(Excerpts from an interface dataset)
::::::

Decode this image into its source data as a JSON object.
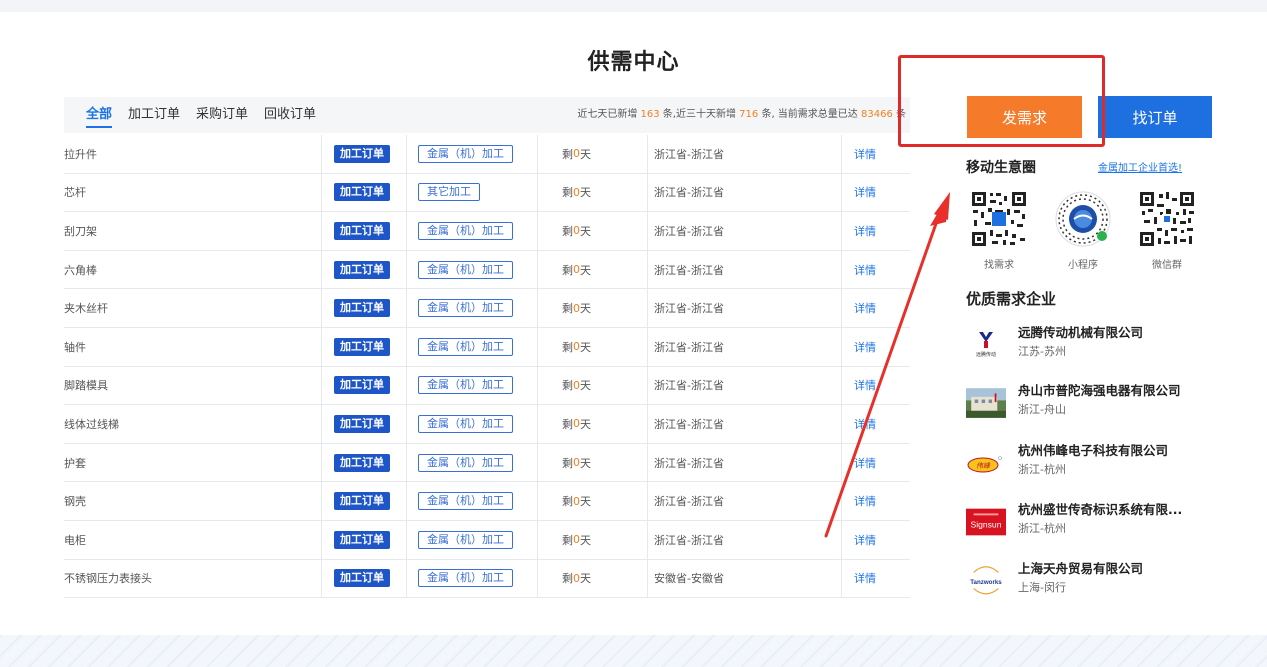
{
  "page_title": "供需中心",
  "tabs": [
    {
      "label": "全部",
      "active": true
    },
    {
      "label": "加工订单",
      "active": false
    },
    {
      "label": "采购订单",
      "active": false
    },
    {
      "label": "回收订单",
      "active": false
    }
  ],
  "stats": {
    "p1": "近七天已新增",
    "week_new": "163",
    "p2": "条,近三十天新增",
    "month_new": "716",
    "p3": "条, 当前需求总量已达",
    "total": "83466",
    "p4": "条"
  },
  "orders": [
    {
      "name": "拉升件",
      "type": "加工订单",
      "category": "金属（机）加工",
      "days_prefix": "剩",
      "days": "0",
      "days_suffix": "天",
      "region": "浙江省-浙江省",
      "detail": "详情"
    },
    {
      "name": "芯杆",
      "type": "加工订单",
      "category": "其它加工",
      "days_prefix": "剩",
      "days": "0",
      "days_suffix": "天",
      "region": "浙江省-浙江省",
      "detail": "详情"
    },
    {
      "name": "刮刀架",
      "type": "加工订单",
      "category": "金属（机）加工",
      "days_prefix": "剩",
      "days": "0",
      "days_suffix": "天",
      "region": "浙江省-浙江省",
      "detail": "详情"
    },
    {
      "name": "六角棒",
      "type": "加工订单",
      "category": "金属（机）加工",
      "days_prefix": "剩",
      "days": "0",
      "days_suffix": "天",
      "region": "浙江省-浙江省",
      "detail": "详情"
    },
    {
      "name": "夹木丝杆",
      "type": "加工订单",
      "category": "金属（机）加工",
      "days_prefix": "剩",
      "days": "0",
      "days_suffix": "天",
      "region": "浙江省-浙江省",
      "detail": "详情"
    },
    {
      "name": "轴件",
      "type": "加工订单",
      "category": "金属（机）加工",
      "days_prefix": "剩",
      "days": "0",
      "days_suffix": "天",
      "region": "浙江省-浙江省",
      "detail": "详情"
    },
    {
      "name": "脚踏模具",
      "type": "加工订单",
      "category": "金属（机）加工",
      "days_prefix": "剩",
      "days": "0",
      "days_suffix": "天",
      "region": "浙江省-浙江省",
      "detail": "详情"
    },
    {
      "name": "线体过线梯",
      "type": "加工订单",
      "category": "金属（机）加工",
      "days_prefix": "剩",
      "days": "0",
      "days_suffix": "天",
      "region": "浙江省-浙江省",
      "detail": "详情"
    },
    {
      "name": "护套",
      "type": "加工订单",
      "category": "金属（机）加工",
      "days_prefix": "剩",
      "days": "0",
      "days_suffix": "天",
      "region": "浙江省-浙江省",
      "detail": "详情"
    },
    {
      "name": "钢壳",
      "type": "加工订单",
      "category": "金属（机）加工",
      "days_prefix": "剩",
      "days": "0",
      "days_suffix": "天",
      "region": "浙江省-浙江省",
      "detail": "详情"
    },
    {
      "name": "电柜",
      "type": "加工订单",
      "category": "金属（机）加工",
      "days_prefix": "剩",
      "days": "0",
      "days_suffix": "天",
      "region": "浙江省-浙江省",
      "detail": "详情"
    },
    {
      "name": "不锈钢压力表接头",
      "type": "加工订单",
      "category": "金属（机）加工",
      "days_prefix": "剩",
      "days": "0",
      "days_suffix": "天",
      "region": "安徽省-安徽省",
      "detail": "详情"
    }
  ],
  "actions": {
    "publish": "发需求",
    "find": "找订单"
  },
  "mobile": {
    "title": "移动生意圈",
    "link": "金属加工企业首选!",
    "qr_labels": [
      "找需求",
      "小程序",
      "微信群"
    ]
  },
  "quality": {
    "title": "优质需求企业",
    "companies": [
      {
        "name": "远腾传动机械有限公司",
        "location": "江苏-苏州",
        "logo_icon": "yuanteng-logo-icon"
      },
      {
        "name": "舟山市普陀海强电器有限公司",
        "location": "浙江-舟山",
        "logo_icon": "factory-photo-icon"
      },
      {
        "name": "杭州伟峰电子科技有限公司",
        "location": "浙江-杭州",
        "logo_icon": "weifeng-logo-icon"
      },
      {
        "name": "杭州盛世传奇标识系统有限...",
        "location": "浙江-杭州",
        "logo_icon": "signsun-logo-icon"
      },
      {
        "name": "上海天舟贸易有限公司",
        "location": "上海-闵行",
        "logo_icon": "tianzhou-logo-icon"
      }
    ]
  },
  "logo_text": {
    "yuanteng": "远腾传动",
    "signsun": "Signsun",
    "tianzhou": "Tanzworks",
    "weifeng": "伟峰"
  },
  "colors": {
    "accent_blue": "#1e6fe0",
    "accent_orange": "#f57a2a",
    "highlight_red": "#e02a2a"
  }
}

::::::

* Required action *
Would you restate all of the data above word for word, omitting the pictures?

* Written solution *
Decode this image into its source data as a JSON object.
{
  "page_title": "供需中心",
  "tabs": [
    {
      "label": "全部",
      "active": true
    },
    {
      "label": "加工订单",
      "active": false
    },
    {
      "label": "采购订单",
      "active": false
    },
    {
      "label": "回收订单",
      "active": false
    }
  ],
  "stats": {
    "p1": "近七天已新增",
    "week_new": "163",
    "p2": "条,近三十天新增",
    "month_new": "716",
    "p3": "条, 当前需求总量已达",
    "total": "83466",
    "p4": "条"
  },
  "orders": [
    {
      "name": "拉升件",
      "type": "加工订单",
      "category": "金属（机）加工",
      "days_prefix": "剩",
      "days": "0",
      "days_suffix": "天",
      "region": "浙江省-浙江省",
      "detail": "详情"
    },
    {
      "name": "芯杆",
      "type": "加工订单",
      "category": "其它加工",
      "days_prefix": "剩",
      "days": "0",
      "days_suffix": "天",
      "region": "浙江省-浙江省",
      "detail": "详情"
    },
    {
      "name": "刮刀架",
      "type": "加工订单",
      "category": "金属（机）加工",
      "days_prefix": "剩",
      "days": "0",
      "days_suffix": "天",
      "region": "浙江省-浙江省",
      "detail": "详情"
    },
    {
      "name": "六角棒",
      "type": "加工订单",
      "category": "金属（机）加工",
      "days_prefix": "剩",
      "days": "0",
      "days_suffix": "天",
      "region": "浙江省-浙江省",
      "detail": "详情"
    },
    {
      "name": "夹木丝杆",
      "type": "加工订单",
      "category": "金属（机）加工",
      "days_prefix": "剩",
      "days": "0",
      "days_suffix": "天",
      "region": "浙江省-浙江省",
      "detail": "详情"
    },
    {
      "name": "轴件",
      "type": "加工订单",
      "category": "金属（机）加工",
      "days_prefix": "剩",
      "days": "0",
      "days_suffix": "天",
      "region": "浙江省-浙江省",
      "detail": "详情"
    },
    {
      "name": "脚踏模具",
      "type": "加工订单",
      "category": "金属（机）加工",
      "days_prefix": "剩",
      "days": "0",
      "days_suffix": "天",
      "region": "浙江省-浙江省",
      "detail": "详情"
    },
    {
      "name": "线体过线梯",
      "type": "加工订单",
      "category": "金属（机）加工",
      "days_prefix": "剩",
      "days": "0",
      "days_suffix": "天",
      "region": "浙江省-浙江省",
      "detail": "详情"
    },
    {
      "name": "护套",
      "type": "加工订单",
      "category": "金属（机）加工",
      "days_prefix": "剩",
      "days": "0",
      "days_suffix": "天",
      "region": "浙江省-浙江省",
      "detail": "详情"
    },
    {
      "name": "钢壳",
      "type": "加工订单",
      "category": "金属（机）加工",
      "days_prefix": "剩",
      "days": "0",
      "days_suffix": "天",
      "region": "浙江省-浙江省",
      "detail": "详情"
    },
    {
      "name": "电柜",
      "type": "加工订单",
      "category": "金属（机）加工",
      "days_prefix": "剩",
      "days": "0",
      "days_suffix": "天",
      "region": "浙江省-浙江省",
      "detail": "详情"
    },
    {
      "name": "不锈钢压力表接头",
      "type": "加工订单",
      "category": "金属（机）加工",
      "days_prefix": "剩",
      "days": "0",
      "days_suffix": "天",
      "region": "安徽省-安徽省",
      "detail": "详情"
    }
  ],
  "actions": {
    "publish": "发需求",
    "find": "找订单"
  },
  "mobile": {
    "title": "移动生意圈",
    "link": "金属加工企业首选!",
    "qr_labels": [
      "找需求",
      "小程序",
      "微信群"
    ]
  },
  "quality": {
    "title": "优质需求企业",
    "companies": [
      {
        "name": "远腾传动机械有限公司",
        "location": "江苏-苏州",
        "logo_icon": "yuanteng-logo-icon"
      },
      {
        "name": "舟山市普陀海强电器有限公司",
        "location": "浙江-舟山",
        "logo_icon": "factory-photo-icon"
      },
      {
        "name": "杭州伟峰电子科技有限公司",
        "location": "浙江-杭州",
        "logo_icon": "weifeng-logo-icon"
      },
      {
        "name": "杭州盛世传奇标识系统有限...",
        "location": "浙江-杭州",
        "logo_icon": "signsun-logo-icon"
      },
      {
        "name": "上海天舟贸易有限公司",
        "location": "上海-闵行",
        "logo_icon": "tianzhou-logo-icon"
      }
    ]
  },
  "logo_text": {
    "yuanteng": "远腾传动",
    "signsun": "Signsun",
    "tianzhou": "Tanzworks",
    "weifeng": "伟峰"
  },
  "colors": {
    "accent_blue": "#1e6fe0",
    "accent_orange": "#f57a2a",
    "highlight_red": "#e02a2a"
  }
}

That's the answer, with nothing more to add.